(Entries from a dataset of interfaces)
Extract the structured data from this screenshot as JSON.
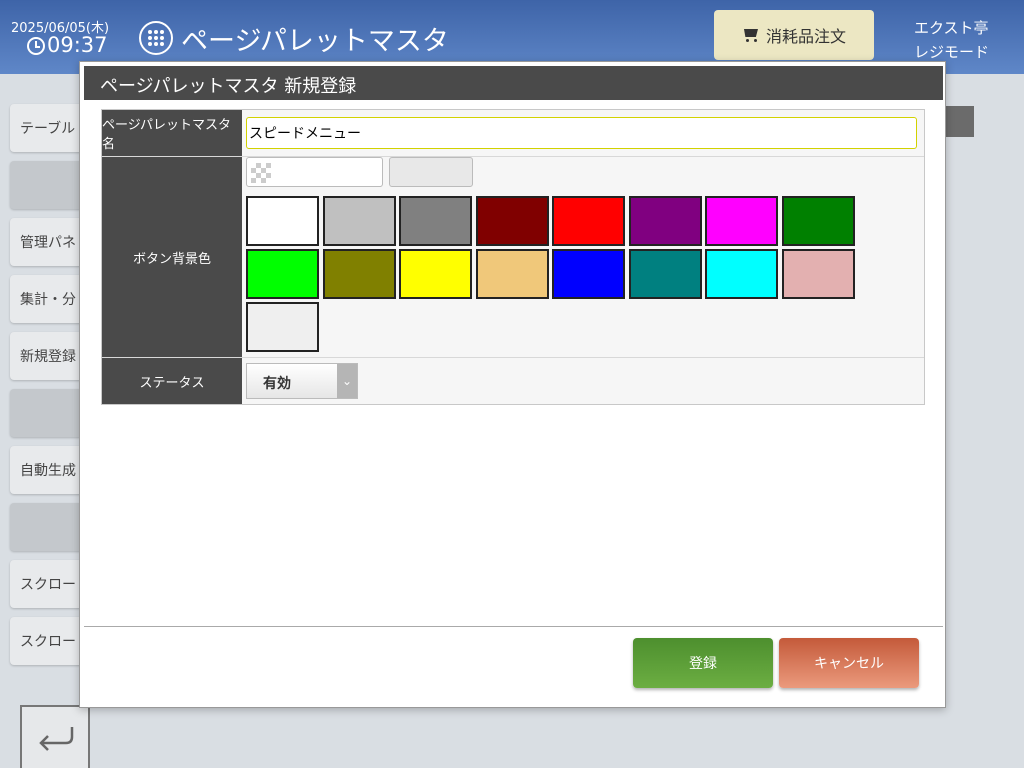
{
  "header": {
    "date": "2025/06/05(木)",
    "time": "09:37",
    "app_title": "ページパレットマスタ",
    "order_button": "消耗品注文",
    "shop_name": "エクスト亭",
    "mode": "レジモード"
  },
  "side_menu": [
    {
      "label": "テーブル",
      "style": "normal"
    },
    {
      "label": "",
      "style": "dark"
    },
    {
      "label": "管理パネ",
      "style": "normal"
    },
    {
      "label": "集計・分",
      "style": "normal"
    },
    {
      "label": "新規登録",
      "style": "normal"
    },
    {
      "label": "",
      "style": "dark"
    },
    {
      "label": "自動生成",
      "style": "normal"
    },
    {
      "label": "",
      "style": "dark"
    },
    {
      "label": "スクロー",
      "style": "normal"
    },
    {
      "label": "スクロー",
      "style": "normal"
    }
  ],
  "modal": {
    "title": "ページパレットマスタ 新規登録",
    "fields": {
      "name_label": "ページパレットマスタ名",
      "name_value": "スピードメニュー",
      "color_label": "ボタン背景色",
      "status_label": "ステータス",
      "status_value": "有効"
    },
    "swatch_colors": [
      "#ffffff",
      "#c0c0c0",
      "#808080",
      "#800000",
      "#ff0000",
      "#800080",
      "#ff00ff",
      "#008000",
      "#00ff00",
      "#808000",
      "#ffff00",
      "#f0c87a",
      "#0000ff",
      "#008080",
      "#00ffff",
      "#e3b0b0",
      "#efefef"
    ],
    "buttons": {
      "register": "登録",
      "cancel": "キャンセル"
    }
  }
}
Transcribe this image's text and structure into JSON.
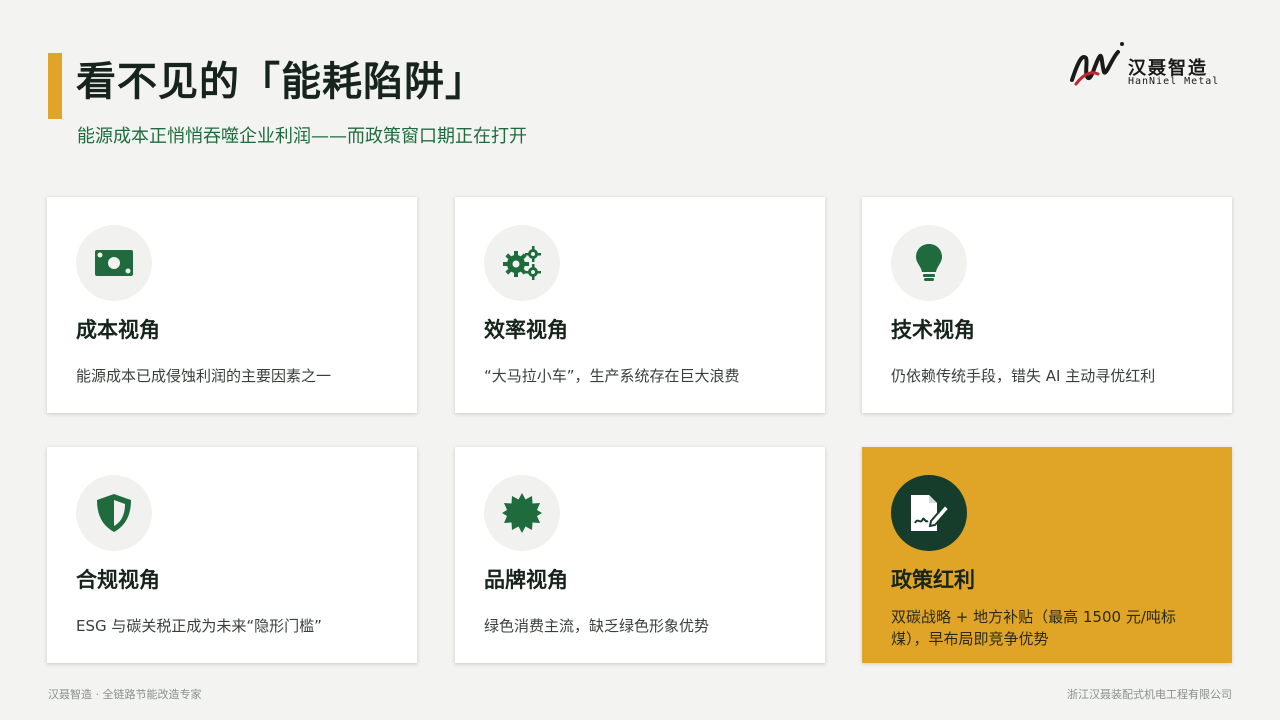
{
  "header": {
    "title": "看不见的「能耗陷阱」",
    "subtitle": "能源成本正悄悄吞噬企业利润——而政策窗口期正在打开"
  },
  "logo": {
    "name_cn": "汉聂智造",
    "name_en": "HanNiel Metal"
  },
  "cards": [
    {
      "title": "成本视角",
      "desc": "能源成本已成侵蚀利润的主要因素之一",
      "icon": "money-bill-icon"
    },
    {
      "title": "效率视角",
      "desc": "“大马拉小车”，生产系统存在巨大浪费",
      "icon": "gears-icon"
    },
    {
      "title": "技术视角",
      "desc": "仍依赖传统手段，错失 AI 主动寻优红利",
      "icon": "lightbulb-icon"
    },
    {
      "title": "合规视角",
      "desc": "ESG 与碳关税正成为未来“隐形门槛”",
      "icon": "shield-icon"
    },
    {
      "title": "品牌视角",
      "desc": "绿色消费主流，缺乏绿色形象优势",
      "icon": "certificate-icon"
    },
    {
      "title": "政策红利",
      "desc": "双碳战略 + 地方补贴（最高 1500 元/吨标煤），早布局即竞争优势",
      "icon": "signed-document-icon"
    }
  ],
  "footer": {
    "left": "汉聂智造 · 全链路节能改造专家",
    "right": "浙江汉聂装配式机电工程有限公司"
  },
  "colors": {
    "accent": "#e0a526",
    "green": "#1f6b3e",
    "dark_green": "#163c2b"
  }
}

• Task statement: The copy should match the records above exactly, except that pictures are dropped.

• Written answer:
Extract the structured data from this screenshot as JSON.
{
  "header": {
    "date": "2025/06/05(木)",
    "time": "09:37",
    "app_title": "ページパレットマスタ",
    "order_button": "消耗品注文",
    "shop_name": "エクスト亭",
    "mode": "レジモード"
  },
  "side_menu": [
    {
      "label": "テーブル",
      "style": "normal"
    },
    {
      "label": "",
      "style": "dark"
    },
    {
      "label": "管理パネ",
      "style": "normal"
    },
    {
      "label": "集計・分",
      "style": "normal"
    },
    {
      "label": "新規登録",
      "style": "normal"
    },
    {
      "label": "",
      "style": "dark"
    },
    {
      "label": "自動生成",
      "style": "normal"
    },
    {
      "label": "",
      "style": "dark"
    },
    {
      "label": "スクロー",
      "style": "normal"
    },
    {
      "label": "スクロー",
      "style": "normal"
    }
  ],
  "modal": {
    "title": "ページパレットマスタ 新規登録",
    "fields": {
      "name_label": "ページパレットマスタ名",
      "name_value": "スピードメニュー",
      "color_label": "ボタン背景色",
      "status_label": "ステータス",
      "status_value": "有効"
    },
    "swatch_colors": [
      "#ffffff",
      "#c0c0c0",
      "#808080",
      "#800000",
      "#ff0000",
      "#800080",
      "#ff00ff",
      "#008000",
      "#00ff00",
      "#808000",
      "#ffff00",
      "#f0c87a",
      "#0000ff",
      "#008080",
      "#00ffff",
      "#e3b0b0",
      "#efefef"
    ],
    "buttons": {
      "register": "登録",
      "cancel": "キャンセル"
    }
  }
}
Transcribe this image's text and structure into JSON.
{
  "header": {
    "title": "看不见的「能耗陷阱」",
    "subtitle": "能源成本正悄悄吞噬企业利润——而政策窗口期正在打开"
  },
  "logo": {
    "name_cn": "汉聂智造",
    "name_en": "HanNiel Metal"
  },
  "cards": [
    {
      "title": "成本视角",
      "desc": "能源成本已成侵蚀利润的主要因素之一",
      "icon": "money-bill-icon"
    },
    {
      "title": "效率视角",
      "desc": "“大马拉小车”，生产系统存在巨大浪费",
      "icon": "gears-icon"
    },
    {
      "title": "技术视角",
      "desc": "仍依赖传统手段，错失 AI 主动寻优红利",
      "icon": "lightbulb-icon"
    },
    {
      "title": "合规视角",
      "desc": "ESG 与碳关税正成为未来“隐形门槛”",
      "icon": "shield-icon"
    },
    {
      "title": "品牌视角",
      "desc": "绿色消费主流，缺乏绿色形象优势",
      "icon": "certificate-icon"
    },
    {
      "title": "政策红利",
      "desc": "双碳战略 + 地方补贴（最高 1500 元/吨标煤），早布局即竞争优势",
      "icon": "signed-document-icon"
    }
  ],
  "footer": {
    "left": "汉聂智造 · 全链路节能改造专家",
    "right": "浙江汉聂装配式机电工程有限公司"
  },
  "colors": {
    "accent": "#e0a526",
    "green": "#1f6b3e",
    "dark_green": "#163c2b"
  }
}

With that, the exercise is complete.